This is the stage where you can add some good topsoil to improve what’s already in your garden.
Smooth and level the soil
Now use a garden rake to create a nice base for your lawn. Keep raking until the soil texture resembles the topping on an apple crumble. Aim to get a nice flat surface with no hills or hollows.
Now walk on it to firm it down. You don’t want to compact it, but on the other hand, if the soil is all fluffy at this stage, it will settle into all sorts of funny shapes once you start using it.
When the soil is nice and firm, rake it over again to loosen the surface. Check the levels and order your turf.
It’s vital that your soil is ready BEFORE your turf arrives. Any delay in laying the turf will mean that it’s quality deteriorates. In warm weather, that can be fata.
Lay the turf
Laying turf is relatively simple and you’ll find lots of “how to” videos on the internet. Be sure to work from laying boards and butt each piece up closely to the next.
Finish off by watering it well.
Should you opt for a supply and lay service?
That all depends on your budget, your confidence in your own ability, your health and the amount of free time you have.
I have laid turf myself. It looked simple on the video but my goodness it wore me out. It was very difficult to get the levels right and the rolls of turf were heavier than I expected. By the end of it I was too tired to take pride in my work. For years afterwards I was disappointed in my lawn.

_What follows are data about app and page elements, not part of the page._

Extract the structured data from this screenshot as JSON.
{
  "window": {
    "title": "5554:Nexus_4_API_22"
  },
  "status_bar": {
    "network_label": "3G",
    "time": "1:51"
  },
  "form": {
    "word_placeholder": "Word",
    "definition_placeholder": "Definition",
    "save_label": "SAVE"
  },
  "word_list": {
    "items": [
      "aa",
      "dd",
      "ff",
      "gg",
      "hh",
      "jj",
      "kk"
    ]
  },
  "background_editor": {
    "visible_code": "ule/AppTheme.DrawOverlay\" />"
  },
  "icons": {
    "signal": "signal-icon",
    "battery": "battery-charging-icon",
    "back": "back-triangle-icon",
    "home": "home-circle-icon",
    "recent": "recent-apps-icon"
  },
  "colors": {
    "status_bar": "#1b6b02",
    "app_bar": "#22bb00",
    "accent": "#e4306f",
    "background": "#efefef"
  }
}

I’m not convinced that I saved much money either – by the time I’d been to the hire shop for a turf cutter and a rotovater I was over £100 down. Then there was the cost of disposing of the old lawn ….. it wasn’t what I expected.
My parents’ lawn on the other hand is beautiful. Mum and Dad are getting on in years and although they still wanted a lawn, they didn’t want the work of creating one. And quite frankly, after I’d moved all of their stuff, neither did I!
So we asked a landscaper to help. The cost wasn’t as bad as I expected. They brought in their own machinery and did the job in double quick time. Three physically fit boys made levelling and raking look easy. They also know the best place to buy good quality turf and are used to handling it. AND they tidied up after themselves. No muddy paths, no discarded half rolls of turf laying around, no dirty footprints all through the house.
If ever I needed another new lawn – I’d leave it to the professionals. It’s definitely worth the money.
Garden Ideas: New Lawns Made From Turf 0
Designing a garden is a fabulous way of creating your very own personalised space. It reflects who you are, what you like to do and how you like to relax. A well designed garden can add thousands of pounds worth of value to a property.
At Wimborne Turf, we think that every garden, no matter what its size, style or function, deserves a beautiful natural lawn.
Here are some examples of gardens in Dorset with stunning new lawns made from turf.
This curvy lawn sets off the island beds beautifully. The planting illustrates how shape and texture are important in a garden.
Ahhh, the classic English lawn complete with stripes. This effect is easy to create as turf is being laid...simply brush your hand over the grass as each turf is positioned.
We're proud of this one. This beautiful home in Wimborne was given great kerb appeal with a classic lawn. Doesn't it look stunning?
A brand new summerhouse deserves an elegant lawn to show it off. This garden will be a fantastic place to relax and entertain.
What a difference a day makes! This shows just how quickly you can transform a garden by creating a lawn from turf.
It's not difficult to lay turf yourself. At Wimborne Turf we grow and supply strong, easy to lay turves that look good from day one. And we can give you all the advice you need to get started.
If you're not confident or if you don't have the time to lay turf yourself, we also offer a supply and lay service. AND we work all year round (weather permitting). Why not call us if you'd like a free, no-obligation quote for a lovely new lawn like the ones in this blog?